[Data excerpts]

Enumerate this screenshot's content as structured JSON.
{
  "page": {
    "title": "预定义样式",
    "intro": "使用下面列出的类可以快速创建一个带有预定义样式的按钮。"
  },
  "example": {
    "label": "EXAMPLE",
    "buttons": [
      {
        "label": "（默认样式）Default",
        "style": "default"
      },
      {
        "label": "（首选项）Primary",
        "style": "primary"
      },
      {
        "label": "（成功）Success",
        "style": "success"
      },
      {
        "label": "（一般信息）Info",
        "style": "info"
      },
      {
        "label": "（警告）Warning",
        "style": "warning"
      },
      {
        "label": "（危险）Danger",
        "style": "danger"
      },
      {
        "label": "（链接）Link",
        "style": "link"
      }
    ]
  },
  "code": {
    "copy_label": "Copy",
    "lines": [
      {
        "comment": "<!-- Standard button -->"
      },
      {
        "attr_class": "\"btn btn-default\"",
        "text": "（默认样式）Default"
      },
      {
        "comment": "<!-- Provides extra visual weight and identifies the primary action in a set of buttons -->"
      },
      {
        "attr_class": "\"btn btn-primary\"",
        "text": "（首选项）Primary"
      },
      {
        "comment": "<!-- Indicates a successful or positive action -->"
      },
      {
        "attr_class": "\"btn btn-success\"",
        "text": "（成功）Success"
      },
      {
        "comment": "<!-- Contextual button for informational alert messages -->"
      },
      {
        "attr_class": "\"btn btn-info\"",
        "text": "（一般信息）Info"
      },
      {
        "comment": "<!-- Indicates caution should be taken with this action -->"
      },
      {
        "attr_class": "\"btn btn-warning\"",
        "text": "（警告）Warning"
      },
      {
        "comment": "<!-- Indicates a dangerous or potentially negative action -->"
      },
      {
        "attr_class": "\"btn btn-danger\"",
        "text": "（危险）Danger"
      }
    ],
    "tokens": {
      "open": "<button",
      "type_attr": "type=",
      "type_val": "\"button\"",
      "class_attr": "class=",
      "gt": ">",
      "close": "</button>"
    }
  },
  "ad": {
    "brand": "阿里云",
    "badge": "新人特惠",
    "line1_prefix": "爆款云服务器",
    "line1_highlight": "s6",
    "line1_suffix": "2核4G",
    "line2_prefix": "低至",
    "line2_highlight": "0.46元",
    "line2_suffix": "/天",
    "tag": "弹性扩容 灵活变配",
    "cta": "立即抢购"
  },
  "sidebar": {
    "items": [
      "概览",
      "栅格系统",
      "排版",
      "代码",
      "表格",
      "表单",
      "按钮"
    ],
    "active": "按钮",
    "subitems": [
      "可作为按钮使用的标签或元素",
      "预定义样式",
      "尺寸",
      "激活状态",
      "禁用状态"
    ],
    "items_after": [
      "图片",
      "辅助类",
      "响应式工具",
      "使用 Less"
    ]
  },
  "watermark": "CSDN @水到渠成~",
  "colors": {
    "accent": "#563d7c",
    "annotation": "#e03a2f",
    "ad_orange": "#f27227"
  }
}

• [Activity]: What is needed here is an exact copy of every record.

• [Result below]:
Enumerate this screenshot's content as structured JSON.
{
  "page": {
    "title": "预定义样式",
    "intro": "使用下面列出的类可以快速创建一个带有预定义样式的按钮。"
  },
  "example": {
    "label": "EXAMPLE",
    "buttons": [
      {
        "label": "（默认样式）Default",
        "style": "default"
      },
      {
        "label": "（首选项）Primary",
        "style": "primary"
      },
      {
        "label": "（成功）Success",
        "style": "success"
      },
      {
        "label": "（一般信息）Info",
        "style": "info"
      },
      {
        "label": "（警告）Warning",
        "style": "warning"
      },
      {
        "label": "（危险）Danger",
        "style": "danger"
      },
      {
        "label": "（链接）Link",
        "style": "link"
      }
    ]
  },
  "code": {
    "copy_label": "Copy",
    "lines": [
      {
        "comment": "<!-- Standard button -->"
      },
      {
        "attr_class": "\"btn btn-default\"",
        "text": "（默认样式）Default"
      },
      {
        "comment": "<!-- Provides extra visual weight and identifies the primary action in a set of buttons -->"
      },
      {
        "attr_class": "\"btn btn-primary\"",
        "text": "（首选项）Primary"
      },
      {
        "comment": "<!-- Indicates a successful or positive action -->"
      },
      {
        "attr_class": "\"btn btn-success\"",
        "text": "（成功）Success"
      },
      {
        "comment": "<!-- Contextual button for informational alert messages -->"
      },
      {
        "attr_class": "\"btn btn-info\"",
        "text": "（一般信息）Info"
      },
      {
        "comment": "<!-- Indicates caution should be taken with this action -->"
      },
      {
        "attr_class": "\"btn btn-warning\"",
        "text": "（警告）Warning"
      },
      {
        "comment": "<!-- Indicates a dangerous or potentially negative action -->"
      },
      {
        "attr_class": "\"btn btn-danger\"",
        "text": "（危险）Danger"
      }
    ],
    "tokens": {
      "open": "<button",
      "type_attr": "type=",
      "type_val": "\"button\"",
      "class_attr": "class=",
      "gt": ">",
      "close": "</button>"
    }
  },
  "ad": {
    "brand": "阿里云",
    "badge": "新人特惠",
    "line1_prefix": "爆款云服务器",
    "line1_highlight": "s6",
    "line1_suffix": "2核4G",
    "line2_prefix": "低至",
    "line2_highlight": "0.46元",
    "line2_suffix": "/天",
    "tag": "弹性扩容 灵活变配",
    "cta": "立即抢购"
  },
  "sidebar": {
    "items": [
      "概览",
      "栅格系统",
      "排版",
      "代码",
      "表格",
      "表单",
      "按钮"
    ],
    "active": "按钮",
    "subitems": [
      "可作为按钮使用的标签或元素",
      "预定义样式",
      "尺寸",
      "激活状态",
      "禁用状态"
    ],
    "items_after": [
      "图片",
      "辅助类",
      "响应式工具",
      "使用 Less"
    ]
  },
  "watermark": "CSDN @水到渠成~",
  "colors": {
    "accent": "#563d7c",
    "annotation": "#e03a2f",
    "ad_orange": "#f27227"
  }
}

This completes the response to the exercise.